Easter 6th Sunday – PEACE: PASSING OR LASTING?
Easter 6th Sunday
Acts 15: 1-2, 22-29 Rev. 21: 10-14, 22-23 Jn. 14: 23-29
PEACE: PASSING OR LASTING?
Real peace is possible not by absence of problems, but by presence of God in our lives.
In the liturgical calendar we have various seasons with their unique stress and focus. The Advent is the season of preparation. Christmas is the season of celebration. Lent is the season of repentance. In this line, it can be said that Easter is the season of gifts. We see the Risen Jesus offering various gifts such as joy (Lk. 24: 41), courage (Mt. 28: 10), power of healing and exorcism (Mk. 16: 17, 18), authority to preach the Good News (Mk. 16: 13), the Holy Spirit (Jn. 20: 22), and power to forgive (Jn. 20: 23). One such gift is peace. We see the Risen Jesus uttering “Peace be with you” to those to whom he appeared (Jn. 20: 19, 21; Lk. 24: 36). In the gospel today, Jesus speaks of two types of peace: peace the world offers and peace of his own peace.
Peace, offered by the World:
Quite many of us have got a wrong understanding of peace. If we ask a person, “When will you be peaceful in your life?,” the immediate and invariable answer would be “When I have no more problem in my life.” For many, problem-less-ness is the state of peace. We seem to think that there is no much of peace and tranquillity in our lives because of the presence of problems. Conversely we assume that there will be peace in our life if all problems are got rid of. Needless to say that we have a variety of problems – economic, social, relational, health-related etc.. All through our lives we work hard – try to earn more money, more comfort, more possession, more fame etc. – with an intention of bringing down the number of problems we have.
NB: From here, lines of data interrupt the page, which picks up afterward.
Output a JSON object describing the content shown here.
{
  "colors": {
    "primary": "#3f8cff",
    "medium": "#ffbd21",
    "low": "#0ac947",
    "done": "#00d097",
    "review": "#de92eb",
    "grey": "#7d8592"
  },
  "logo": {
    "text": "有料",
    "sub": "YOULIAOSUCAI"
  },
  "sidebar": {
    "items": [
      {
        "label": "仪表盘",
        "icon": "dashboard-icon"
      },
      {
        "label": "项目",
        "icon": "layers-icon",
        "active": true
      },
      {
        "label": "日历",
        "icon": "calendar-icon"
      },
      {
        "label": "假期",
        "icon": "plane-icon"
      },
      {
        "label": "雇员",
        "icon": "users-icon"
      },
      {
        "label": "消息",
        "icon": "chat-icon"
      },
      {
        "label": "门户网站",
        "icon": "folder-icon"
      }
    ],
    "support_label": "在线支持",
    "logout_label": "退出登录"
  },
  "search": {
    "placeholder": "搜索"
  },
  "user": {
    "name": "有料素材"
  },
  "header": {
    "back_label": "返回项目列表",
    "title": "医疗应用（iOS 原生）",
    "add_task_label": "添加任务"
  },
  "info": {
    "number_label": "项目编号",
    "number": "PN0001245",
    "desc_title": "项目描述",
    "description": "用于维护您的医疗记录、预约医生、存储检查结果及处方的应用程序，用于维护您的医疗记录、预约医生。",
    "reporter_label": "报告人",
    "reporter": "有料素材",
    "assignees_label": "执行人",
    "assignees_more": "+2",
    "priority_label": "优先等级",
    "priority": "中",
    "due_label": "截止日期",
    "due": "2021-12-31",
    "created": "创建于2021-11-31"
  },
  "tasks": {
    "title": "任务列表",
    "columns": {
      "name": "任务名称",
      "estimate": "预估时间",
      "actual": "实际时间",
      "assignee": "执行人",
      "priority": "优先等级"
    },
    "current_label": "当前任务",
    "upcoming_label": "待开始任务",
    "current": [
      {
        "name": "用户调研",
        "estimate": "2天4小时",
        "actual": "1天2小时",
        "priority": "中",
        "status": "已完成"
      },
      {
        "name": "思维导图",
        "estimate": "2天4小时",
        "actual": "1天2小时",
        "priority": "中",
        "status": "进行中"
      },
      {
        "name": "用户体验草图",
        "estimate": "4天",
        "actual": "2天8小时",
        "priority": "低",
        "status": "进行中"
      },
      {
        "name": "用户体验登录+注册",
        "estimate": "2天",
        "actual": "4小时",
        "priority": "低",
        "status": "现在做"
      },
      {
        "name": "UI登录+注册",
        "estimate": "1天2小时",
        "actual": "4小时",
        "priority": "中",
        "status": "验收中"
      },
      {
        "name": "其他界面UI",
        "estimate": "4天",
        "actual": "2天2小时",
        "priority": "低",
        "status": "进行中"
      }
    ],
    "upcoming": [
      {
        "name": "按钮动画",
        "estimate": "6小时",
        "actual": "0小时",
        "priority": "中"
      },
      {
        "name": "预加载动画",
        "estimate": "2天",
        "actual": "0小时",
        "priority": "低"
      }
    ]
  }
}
Our unconscious belief is that the more comfort we have, the less problems there will be.
However it is a question whether the increase of possession and position would be an answer to our problems. If they (possession etc.) solve one set of problems – say for example, economic problems – they create another set of new problems – problems of fear, insecurity, pride etc.. So a problem-free life is a mirage towards which everyone tries to move, but nobody seems to find the water of happiness and peace. It is said that ducks in water look like standing still. However underneath they are constantly moving their legs, i.e. there is a heavy restlessness. People who have material welfare, look like that they are peaceful, but deep down a continuous churning of inner conflict and restlessness is going on in them. This is the type of the peace, ‘the world’ (= materialism) can offer. It is a mirage that looks like an immediate possibility, but never becomes a reality. Even if it becomes a reality, it is only for a very short period. Many who walk in this path find life to be more restless and peace-less.
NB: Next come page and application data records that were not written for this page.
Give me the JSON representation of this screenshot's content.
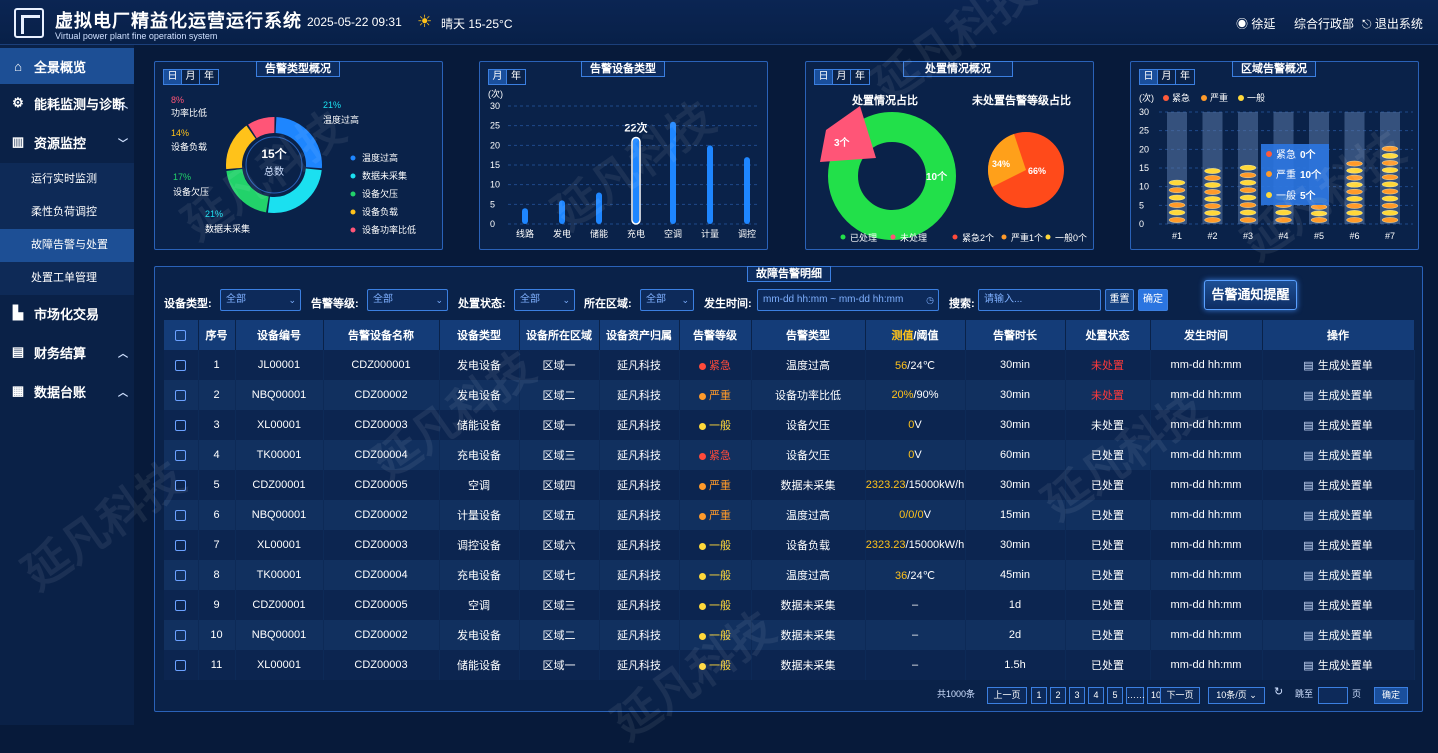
{
  "header": {
    "title": "虚拟电厂精益化运营运行系统",
    "subtitle": "Virtual power plant fine operation system",
    "datetime": "2025-05-22 09:31",
    "weather": "晴天  15-25°C",
    "user": "徐延",
    "dept": "综合行政部",
    "logout": "退出系统"
  },
  "sidebar": {
    "items": [
      {
        "label": "全景概览",
        "icon": "home-icon"
      },
      {
        "label": "能耗监测与诊断",
        "icon": "energy-icon"
      },
      {
        "label": "资源监控",
        "icon": "monitor-icon"
      },
      {
        "label": "市场化交易",
        "icon": "market-icon"
      },
      {
        "label": "财务结算",
        "icon": "finance-icon"
      },
      {
        "label": "数据台账",
        "icon": "ledger-icon"
      }
    ],
    "sub": [
      "运行实时监测",
      "柔性负荷调控",
      "故障告警与处置",
      "处置工单管理"
    ]
  },
  "colors": {
    "accent": "#2b75e0",
    "urgent": "#ff4a3a",
    "severe": "#ff9a2a",
    "general": "#ffd83a",
    "processed": "#22e04a"
  },
  "alarm_type": {
    "title": "告警类型概况",
    "seg": [
      "日",
      "月",
      "年"
    ],
    "total_value": "15个",
    "total_label": "总数",
    "slices": [
      {
        "name": "温度过高",
        "pct": "21%",
        "value": 21,
        "color": "#1e86ff"
      },
      {
        "name": "数据未采集",
        "pct": "21%",
        "value": 21,
        "color": "#1be0f0"
      },
      {
        "name": "设备欠压",
        "pct": "17%",
        "value": 17,
        "color": "#22d26a"
      },
      {
        "name": "设备负载",
        "pct": "14%",
        "value": 14,
        "color": "#ffc21a"
      },
      {
        "name": "设备功率比低",
        "pct": "8%",
        "value": 8,
        "color": "#ff5577"
      }
    ],
    "labels": {
      "power_low": "功率比低",
      "equip_load": "设备负载",
      "under_volt": "设备欠压",
      "data_missing": "数据未采集",
      "temp_high": "温度过高"
    }
  },
  "alarm_device": {
    "title": "告警设备类型",
    "seg": [
      "月",
      "年"
    ],
    "unit": "(次)",
    "highlight": "22次",
    "chart_data": {
      "type": "bar",
      "categories": [
        "线路",
        "发电",
        "储能",
        "充电",
        "空调",
        "计量",
        "调控"
      ],
      "values": [
        4,
        6,
        8,
        22,
        26,
        20,
        17
      ],
      "ylim": [
        0,
        30
      ],
      "yticks": [
        0,
        5,
        10,
        15,
        20,
        25,
        30
      ]
    }
  },
  "handling": {
    "title": "处置情况概况",
    "seg": [
      "日",
      "月",
      "年"
    ],
    "left_title": "处置情况占比",
    "right_title": "未处置告警等级占比",
    "processed": "10个",
    "unprocessed": "3个",
    "legend": [
      "已处理",
      "未处理",
      "紧急2个",
      "严重1个",
      "一般0个"
    ],
    "pct_a": "34%",
    "pct_b": "66%"
  },
  "region": {
    "title": "区域告警概况",
    "seg": [
      "日",
      "月",
      "年"
    ],
    "unit": "(次)",
    "legend": [
      "紧急",
      "严重",
      "一般"
    ],
    "tooltip": [
      {
        "label": "紧急",
        "value": "0个"
      },
      {
        "label": "严重",
        "value": "10个"
      },
      {
        "label": "一般",
        "value": "5个"
      }
    ],
    "chart_data": {
      "type": "bar",
      "categories": [
        "#1",
        "#2",
        "#3",
        "#4",
        "#5",
        "#6",
        "#7"
      ],
      "values": [
        12,
        15,
        16,
        8,
        7,
        17,
        21
      ],
      "ylim": [
        0,
        30
      ],
      "yticks": [
        0,
        5,
        10,
        15,
        20,
        25,
        30
      ]
    }
  },
  "detail": {
    "title": "故障告警明细",
    "notify": "告警通知提醒",
    "filters": {
      "type_label": "设备类型:",
      "type_val": "全部",
      "level_label": "告警等级:",
      "level_val": "全部",
      "status_label": "处置状态:",
      "status_val": "全部",
      "area_label": "所在区域:",
      "area_val": "全部",
      "time_label": "发生时间:",
      "time_ph": "mm-dd hh:mm  ~  mm-dd hh:mm",
      "search_label": "搜索:",
      "search_ph": "请输入...",
      "reset": "重置",
      "ok": "确定"
    },
    "columns": [
      "序号",
      "设备编号",
      "告警设备名称",
      "设备类型",
      "设备所在区域",
      "设备资产归属",
      "告警等级",
      "告警类型",
      "测值/阈值",
      "告警时长",
      "处置状态",
      "发生时间",
      "操作"
    ],
    "rows": [
      [
        "1",
        "JL00001",
        "CDZ000001",
        "发电设备",
        "区域一",
        "延凡科技",
        "紧急",
        "温度过高",
        "56",
        "/24℃",
        "30min",
        "未处置",
        "mm-dd hh:mm",
        "生成处置单"
      ],
      [
        "2",
        "NBQ00001",
        "CDZ00002",
        "发电设备",
        "区域二",
        "延凡科技",
        "严重",
        "设备功率比低",
        "20%",
        "/90%",
        "30min",
        "未处置",
        "mm-dd hh:mm",
        "生成处置单"
      ],
      [
        "3",
        "XL00001",
        "CDZ00003",
        "储能设备",
        "区域一",
        "延凡科技",
        "一般",
        "设备欠压",
        "0",
        "V",
        "30min",
        "未处置",
        "mm-dd hh:mm",
        "生成处置单"
      ],
      [
        "4",
        "TK00001",
        "CDZ00004",
        "充电设备",
        "区域三",
        "延凡科技",
        "紧急",
        "设备欠压",
        "0",
        "V",
        "60min",
        "已处置",
        "mm-dd hh:mm",
        "生成处置单"
      ],
      [
        "5",
        "CDZ00001",
        "CDZ00005",
        "空调",
        "区域四",
        "延凡科技",
        "严重",
        "数据未采集",
        "2323.23",
        "/15000kW/h",
        "30min",
        "已处置",
        "mm-dd hh:mm",
        "生成处置单"
      ],
      [
        "6",
        "NBQ00001",
        "CDZ00002",
        "计量设备",
        "区域五",
        "延凡科技",
        "严重",
        "温度过高",
        "0/0/0",
        "V",
        "15min",
        "已处置",
        "mm-dd hh:mm",
        "生成处置单"
      ],
      [
        "7",
        "XL00001",
        "CDZ00003",
        "调控设备",
        "区域六",
        "延凡科技",
        "一般",
        "设备负载",
        "2323.23",
        "/15000kW/h",
        "30min",
        "已处置",
        "mm-dd hh:mm",
        "生成处置单"
      ],
      [
        "8",
        "TK00001",
        "CDZ00004",
        "充电设备",
        "区域七",
        "延凡科技",
        "一般",
        "温度过高",
        "36",
        "/24℃",
        "45min",
        "已处置",
        "mm-dd hh:mm",
        "生成处置单"
      ],
      [
        "9",
        "CDZ00001",
        "CDZ00005",
        "空调",
        "区域三",
        "延凡科技",
        "一般",
        "数据未采集",
        "–",
        "",
        "1d",
        "已处置",
        "mm-dd hh:mm",
        "生成处置单"
      ],
      [
        "10",
        "NBQ00001",
        "CDZ00002",
        "发电设备",
        "区域二",
        "延凡科技",
        "一般",
        "数据未采集",
        "–",
        "",
        "2d",
        "已处置",
        "mm-dd hh:mm",
        "生成处置单"
      ],
      [
        "11",
        "XL00001",
        "CDZ00003",
        "储能设备",
        "区域一",
        "延凡科技",
        "一般",
        "数据未采集",
        "–",
        "",
        "1.5h",
        "已处置",
        "mm-dd hh:mm",
        "生成处置单"
      ]
    ]
  },
  "pager": {
    "total": "共1000条",
    "prev": "上一页",
    "pages": [
      "1",
      "2",
      "3",
      "4",
      "5",
      "……",
      "10"
    ],
    "next": "下一页",
    "size": "10条/页",
    "goto": "跳至",
    "page_unit": "页",
    "ok": "确定"
  },
  "watermark": "延凡科技"
}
Peace offered by Jesus:
Jesus promises us another type of peace – that comes because of the presence of God in our lives. The Book of the Acts tell us that the early Church was tossed by various problems – problem of selfishness ( 5: 1ff), problem in distribution (6: 1ff), problem of persecution in the hand of the Jews (5: 40; 8: 3) and problem of division among the Christians (15:2). However the early Church was the Church which enjoyed a high level of joy and peace. It was this peace and joy that attracted others towards Christianity.
The reason why the early Church could retain its peaceful disposition in spite of all sorts of problems, was because it experienced the presence of the Risen Jesus. Though there were many problems that besieged the fort of the early Church, it could retain its peace and joy since it was deeply embedded in God. In the first reading, we see that there was a disagreement and argument between the Judeo-Christians, and Paul and Barnaba over the issue of circumcision. The Judeo-Christians insisted circumcision on the Gentile-converts to Christianity, while Paul and Barnaba vehemently opposed it. However, they could amicably settle the problem in the first ever Council of the Church i.e. Jerusalem Council. Such an amicable and peaceful co-existence was possible because they had experienced the presence of God in their lives.
A problem-free life is just a wish and it is never going to become a reality. As long as we have a body and mind – which are in constant interaction with the external situation – there will be problems, since any interaction with the outside will bring the unexpected (which we call as problem). If we grow a tree and if we want it to grow well, normally what we do is to strengthen its roots, and not protect it from wind and storm. For a peaceful life, deepening of our roots in God is more important than trying to protect ourselves from problems.